* _SUPPLIED MATERIAL_
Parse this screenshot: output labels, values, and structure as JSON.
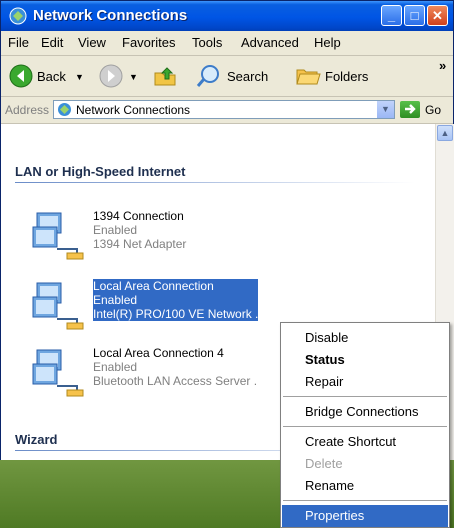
{
  "window": {
    "title": "Network Connections",
    "minimize_glyph": "_",
    "maximize_glyph": "□",
    "close_glyph": "✕"
  },
  "menubar": {
    "items": [
      "File",
      "Edit",
      "View",
      "Favorites",
      "Tools",
      "Advanced",
      "Help"
    ]
  },
  "toolbar": {
    "back_label": "Back",
    "search_label": "Search",
    "folders_label": "Folders",
    "overflow": "»"
  },
  "address": {
    "label": "Address",
    "value": "Network Connections",
    "go_label": "Go"
  },
  "content": {
    "group_heading": "LAN or High-Speed Internet",
    "connections": [
      {
        "name": "1394 Connection",
        "status": "Enabled",
        "device": "1394 Net Adapter"
      },
      {
        "name": "Local Area Connection",
        "status": "Enabled",
        "device": "Intel(R) PRO/100 VE Network ."
      },
      {
        "name": "Local Area Connection 4",
        "status": "Enabled",
        "device": "Bluetooth LAN Access Server ."
      }
    ],
    "wizard_heading": "Wizard"
  },
  "context_menu": {
    "items": [
      "Disable",
      "Status",
      "Repair",
      "Bridge Connections",
      "Create Shortcut",
      "Delete",
      "Rename",
      "Properties"
    ]
  },
  "colors": {
    "title_blue": "#0055e5",
    "selection": "#316ac5",
    "menu_bg": "#ece9d8"
  }
}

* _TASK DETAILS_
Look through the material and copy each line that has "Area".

* _RESPONSE FOR THIS EXERCISE_
        "name": "Local Area Connection",
        "name": "Local Area Connection 4",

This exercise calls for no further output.